*Description of the task:* Out of the listing below, copy every line that carries the string "HONOR".

*Working data:*

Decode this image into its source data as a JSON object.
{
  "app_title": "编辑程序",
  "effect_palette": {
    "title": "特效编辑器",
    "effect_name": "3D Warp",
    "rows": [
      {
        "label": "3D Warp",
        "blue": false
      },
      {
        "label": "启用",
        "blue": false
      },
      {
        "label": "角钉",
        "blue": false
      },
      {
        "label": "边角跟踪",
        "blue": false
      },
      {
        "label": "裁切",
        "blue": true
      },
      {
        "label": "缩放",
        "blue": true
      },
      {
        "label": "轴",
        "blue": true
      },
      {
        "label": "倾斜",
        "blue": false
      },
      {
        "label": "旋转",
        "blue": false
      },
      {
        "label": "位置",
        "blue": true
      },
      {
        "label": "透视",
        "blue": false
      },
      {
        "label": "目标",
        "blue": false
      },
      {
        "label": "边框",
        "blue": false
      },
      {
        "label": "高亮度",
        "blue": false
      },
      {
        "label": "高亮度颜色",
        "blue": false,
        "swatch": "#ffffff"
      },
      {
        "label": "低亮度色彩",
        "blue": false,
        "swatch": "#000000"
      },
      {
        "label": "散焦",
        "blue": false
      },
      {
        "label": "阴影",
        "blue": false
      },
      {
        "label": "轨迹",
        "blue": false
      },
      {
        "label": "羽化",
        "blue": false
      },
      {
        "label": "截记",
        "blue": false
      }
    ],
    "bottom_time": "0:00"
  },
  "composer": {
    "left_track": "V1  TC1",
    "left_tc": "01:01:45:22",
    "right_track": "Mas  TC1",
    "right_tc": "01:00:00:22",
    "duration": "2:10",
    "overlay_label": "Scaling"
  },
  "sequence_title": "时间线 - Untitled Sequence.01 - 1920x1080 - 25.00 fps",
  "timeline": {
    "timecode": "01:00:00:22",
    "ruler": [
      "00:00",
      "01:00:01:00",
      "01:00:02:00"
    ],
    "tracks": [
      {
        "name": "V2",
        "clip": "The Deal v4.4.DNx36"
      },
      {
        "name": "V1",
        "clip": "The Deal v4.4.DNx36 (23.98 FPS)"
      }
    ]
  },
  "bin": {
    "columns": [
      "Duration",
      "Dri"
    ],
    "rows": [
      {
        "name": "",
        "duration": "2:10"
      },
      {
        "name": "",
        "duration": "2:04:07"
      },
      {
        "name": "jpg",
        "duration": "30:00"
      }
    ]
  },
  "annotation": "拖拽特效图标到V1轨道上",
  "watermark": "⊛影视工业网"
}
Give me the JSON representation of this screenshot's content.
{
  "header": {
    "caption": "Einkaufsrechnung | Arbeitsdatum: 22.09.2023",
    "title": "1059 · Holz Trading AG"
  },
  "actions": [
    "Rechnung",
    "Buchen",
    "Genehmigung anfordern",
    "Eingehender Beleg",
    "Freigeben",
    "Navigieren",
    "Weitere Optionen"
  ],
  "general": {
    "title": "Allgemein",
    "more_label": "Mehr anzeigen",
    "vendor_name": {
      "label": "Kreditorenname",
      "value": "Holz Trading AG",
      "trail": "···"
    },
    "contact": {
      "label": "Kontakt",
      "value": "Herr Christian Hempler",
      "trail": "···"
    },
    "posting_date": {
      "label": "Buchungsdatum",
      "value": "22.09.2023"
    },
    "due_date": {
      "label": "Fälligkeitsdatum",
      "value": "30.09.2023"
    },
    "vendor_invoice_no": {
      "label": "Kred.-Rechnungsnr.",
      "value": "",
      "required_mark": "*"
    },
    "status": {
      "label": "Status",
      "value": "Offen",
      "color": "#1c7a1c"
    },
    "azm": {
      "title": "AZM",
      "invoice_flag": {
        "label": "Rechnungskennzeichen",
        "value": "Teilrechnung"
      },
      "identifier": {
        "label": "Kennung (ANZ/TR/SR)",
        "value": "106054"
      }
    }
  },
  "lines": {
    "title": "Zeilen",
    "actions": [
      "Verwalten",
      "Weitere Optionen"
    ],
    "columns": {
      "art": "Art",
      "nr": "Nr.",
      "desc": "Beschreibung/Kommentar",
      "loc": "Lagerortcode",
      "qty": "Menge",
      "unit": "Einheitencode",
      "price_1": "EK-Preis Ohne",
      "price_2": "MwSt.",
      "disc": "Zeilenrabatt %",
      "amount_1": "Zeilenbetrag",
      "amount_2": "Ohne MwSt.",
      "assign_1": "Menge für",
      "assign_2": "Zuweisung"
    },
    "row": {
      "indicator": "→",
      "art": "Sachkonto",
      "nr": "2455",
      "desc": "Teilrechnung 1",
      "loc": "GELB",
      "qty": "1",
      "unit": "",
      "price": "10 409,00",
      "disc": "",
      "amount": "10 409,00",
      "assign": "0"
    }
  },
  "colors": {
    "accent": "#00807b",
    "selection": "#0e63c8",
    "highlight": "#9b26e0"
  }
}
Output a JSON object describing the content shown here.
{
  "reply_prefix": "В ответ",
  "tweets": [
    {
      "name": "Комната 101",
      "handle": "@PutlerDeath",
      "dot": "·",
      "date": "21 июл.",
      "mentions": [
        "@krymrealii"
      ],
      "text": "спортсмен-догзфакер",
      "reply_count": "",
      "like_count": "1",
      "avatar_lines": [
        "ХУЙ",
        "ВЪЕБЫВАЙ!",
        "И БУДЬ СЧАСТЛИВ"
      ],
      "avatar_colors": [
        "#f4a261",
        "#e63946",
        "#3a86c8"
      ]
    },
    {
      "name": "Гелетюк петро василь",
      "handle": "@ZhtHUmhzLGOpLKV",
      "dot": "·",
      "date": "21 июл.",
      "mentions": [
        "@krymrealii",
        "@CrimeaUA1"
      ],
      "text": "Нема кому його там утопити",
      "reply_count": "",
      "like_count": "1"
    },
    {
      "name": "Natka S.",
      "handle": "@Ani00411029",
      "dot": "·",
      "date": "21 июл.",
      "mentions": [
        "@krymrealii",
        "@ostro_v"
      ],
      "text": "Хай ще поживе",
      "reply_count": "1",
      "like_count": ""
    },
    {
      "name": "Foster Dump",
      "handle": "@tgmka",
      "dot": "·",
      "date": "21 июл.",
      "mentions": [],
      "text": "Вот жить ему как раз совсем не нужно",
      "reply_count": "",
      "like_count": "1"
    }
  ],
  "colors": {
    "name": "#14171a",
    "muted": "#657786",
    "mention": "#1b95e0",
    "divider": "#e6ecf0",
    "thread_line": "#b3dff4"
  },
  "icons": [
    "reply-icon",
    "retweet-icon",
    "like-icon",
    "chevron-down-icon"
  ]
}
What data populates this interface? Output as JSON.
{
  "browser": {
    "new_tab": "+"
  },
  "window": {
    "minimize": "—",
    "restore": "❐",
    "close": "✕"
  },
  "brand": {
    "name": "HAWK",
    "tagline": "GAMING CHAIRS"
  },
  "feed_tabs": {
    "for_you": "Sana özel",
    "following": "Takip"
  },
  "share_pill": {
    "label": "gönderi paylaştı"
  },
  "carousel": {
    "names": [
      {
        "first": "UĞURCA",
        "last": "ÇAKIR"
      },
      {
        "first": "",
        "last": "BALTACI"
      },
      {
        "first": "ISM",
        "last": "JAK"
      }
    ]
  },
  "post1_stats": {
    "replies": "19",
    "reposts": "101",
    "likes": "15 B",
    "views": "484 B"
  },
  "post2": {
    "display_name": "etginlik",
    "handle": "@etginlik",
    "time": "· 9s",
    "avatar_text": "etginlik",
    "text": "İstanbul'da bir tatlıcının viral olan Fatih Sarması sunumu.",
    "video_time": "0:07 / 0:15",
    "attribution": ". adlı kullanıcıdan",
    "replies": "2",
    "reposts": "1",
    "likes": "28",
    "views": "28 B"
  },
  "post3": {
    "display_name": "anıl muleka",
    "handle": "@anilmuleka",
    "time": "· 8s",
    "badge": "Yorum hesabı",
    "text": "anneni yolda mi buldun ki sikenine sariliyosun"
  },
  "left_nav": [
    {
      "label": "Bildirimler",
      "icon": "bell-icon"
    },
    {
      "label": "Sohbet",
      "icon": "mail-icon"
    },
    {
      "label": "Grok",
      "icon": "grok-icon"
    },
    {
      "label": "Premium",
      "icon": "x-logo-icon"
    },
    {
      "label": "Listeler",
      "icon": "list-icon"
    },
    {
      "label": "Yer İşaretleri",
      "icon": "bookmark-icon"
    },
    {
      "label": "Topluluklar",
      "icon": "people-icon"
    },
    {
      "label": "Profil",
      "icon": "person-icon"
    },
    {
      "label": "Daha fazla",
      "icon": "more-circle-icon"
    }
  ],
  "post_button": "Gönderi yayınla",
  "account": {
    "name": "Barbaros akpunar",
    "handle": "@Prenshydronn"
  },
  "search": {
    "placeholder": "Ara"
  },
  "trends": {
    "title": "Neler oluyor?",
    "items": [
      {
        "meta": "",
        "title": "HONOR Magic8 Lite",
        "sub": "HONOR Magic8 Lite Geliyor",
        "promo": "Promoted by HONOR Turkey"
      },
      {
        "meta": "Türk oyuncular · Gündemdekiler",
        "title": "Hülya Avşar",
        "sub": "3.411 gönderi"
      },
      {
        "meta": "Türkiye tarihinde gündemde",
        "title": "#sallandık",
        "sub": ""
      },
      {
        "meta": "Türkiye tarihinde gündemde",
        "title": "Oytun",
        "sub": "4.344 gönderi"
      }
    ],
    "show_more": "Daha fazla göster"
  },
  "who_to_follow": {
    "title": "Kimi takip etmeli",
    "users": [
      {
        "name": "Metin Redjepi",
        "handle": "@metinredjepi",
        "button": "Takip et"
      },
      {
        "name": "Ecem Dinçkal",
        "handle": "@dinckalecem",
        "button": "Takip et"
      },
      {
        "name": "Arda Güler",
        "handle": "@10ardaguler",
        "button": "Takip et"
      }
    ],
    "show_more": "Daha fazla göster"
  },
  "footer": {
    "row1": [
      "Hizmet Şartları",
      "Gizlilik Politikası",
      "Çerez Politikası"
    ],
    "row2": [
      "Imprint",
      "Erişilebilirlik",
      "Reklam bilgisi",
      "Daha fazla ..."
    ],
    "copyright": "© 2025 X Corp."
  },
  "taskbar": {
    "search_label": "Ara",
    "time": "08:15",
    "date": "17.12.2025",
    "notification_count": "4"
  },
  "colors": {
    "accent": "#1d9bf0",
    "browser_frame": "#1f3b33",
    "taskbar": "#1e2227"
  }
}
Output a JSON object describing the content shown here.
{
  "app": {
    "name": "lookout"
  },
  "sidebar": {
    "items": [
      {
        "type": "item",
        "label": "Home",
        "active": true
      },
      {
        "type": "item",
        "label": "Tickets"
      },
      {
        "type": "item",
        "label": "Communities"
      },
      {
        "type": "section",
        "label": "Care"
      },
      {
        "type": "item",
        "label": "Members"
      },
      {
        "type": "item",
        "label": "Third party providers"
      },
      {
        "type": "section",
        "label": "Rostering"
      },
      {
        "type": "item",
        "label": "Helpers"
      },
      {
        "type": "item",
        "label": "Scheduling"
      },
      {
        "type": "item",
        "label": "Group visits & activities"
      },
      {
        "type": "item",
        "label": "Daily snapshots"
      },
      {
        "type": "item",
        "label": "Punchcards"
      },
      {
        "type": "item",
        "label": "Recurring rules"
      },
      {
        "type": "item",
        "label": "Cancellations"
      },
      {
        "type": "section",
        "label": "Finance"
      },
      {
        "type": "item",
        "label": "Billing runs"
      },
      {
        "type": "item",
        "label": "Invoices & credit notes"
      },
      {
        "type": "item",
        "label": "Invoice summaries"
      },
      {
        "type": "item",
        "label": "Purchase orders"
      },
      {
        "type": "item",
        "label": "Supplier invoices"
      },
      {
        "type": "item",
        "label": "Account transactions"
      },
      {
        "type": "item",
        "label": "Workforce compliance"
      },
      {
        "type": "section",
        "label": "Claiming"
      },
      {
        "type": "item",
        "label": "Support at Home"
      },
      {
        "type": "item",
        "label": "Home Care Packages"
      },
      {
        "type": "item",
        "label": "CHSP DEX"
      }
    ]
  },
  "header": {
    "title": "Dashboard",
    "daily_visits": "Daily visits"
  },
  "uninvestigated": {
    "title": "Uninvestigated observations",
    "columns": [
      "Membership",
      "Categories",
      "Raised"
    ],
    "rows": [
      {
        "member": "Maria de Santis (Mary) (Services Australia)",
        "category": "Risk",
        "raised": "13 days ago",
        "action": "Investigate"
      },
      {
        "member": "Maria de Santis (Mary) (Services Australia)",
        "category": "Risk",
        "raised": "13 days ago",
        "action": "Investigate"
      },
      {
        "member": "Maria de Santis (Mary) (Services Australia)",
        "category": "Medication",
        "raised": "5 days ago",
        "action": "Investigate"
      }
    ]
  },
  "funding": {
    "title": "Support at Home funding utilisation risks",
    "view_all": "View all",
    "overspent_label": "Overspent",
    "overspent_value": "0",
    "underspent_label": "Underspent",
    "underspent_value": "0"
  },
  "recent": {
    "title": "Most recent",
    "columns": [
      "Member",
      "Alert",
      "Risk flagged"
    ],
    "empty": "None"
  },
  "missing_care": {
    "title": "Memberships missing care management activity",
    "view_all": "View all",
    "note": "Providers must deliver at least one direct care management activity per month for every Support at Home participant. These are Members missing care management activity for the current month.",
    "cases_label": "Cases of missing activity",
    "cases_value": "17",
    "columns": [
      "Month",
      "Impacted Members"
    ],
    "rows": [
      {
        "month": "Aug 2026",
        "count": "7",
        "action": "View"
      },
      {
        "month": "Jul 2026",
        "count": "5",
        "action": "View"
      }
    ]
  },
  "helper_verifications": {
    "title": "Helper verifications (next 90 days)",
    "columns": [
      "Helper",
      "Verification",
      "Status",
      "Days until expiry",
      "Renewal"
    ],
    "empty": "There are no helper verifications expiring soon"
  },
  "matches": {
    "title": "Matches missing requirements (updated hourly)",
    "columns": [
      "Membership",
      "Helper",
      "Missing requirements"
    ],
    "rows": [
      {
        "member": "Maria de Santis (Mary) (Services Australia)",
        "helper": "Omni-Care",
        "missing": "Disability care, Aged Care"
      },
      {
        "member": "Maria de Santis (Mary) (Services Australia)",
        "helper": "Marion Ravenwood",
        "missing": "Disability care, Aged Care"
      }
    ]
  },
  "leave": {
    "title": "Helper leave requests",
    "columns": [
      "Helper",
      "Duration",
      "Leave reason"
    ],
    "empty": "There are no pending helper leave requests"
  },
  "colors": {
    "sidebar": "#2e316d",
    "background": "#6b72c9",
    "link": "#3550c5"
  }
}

*The completed task:*
        "title": "HONOR Magic8 Lite",
        "sub": "HONOR Magic8 Lite Geliyor",
        "promo": "Promoted by HONOR Turkey"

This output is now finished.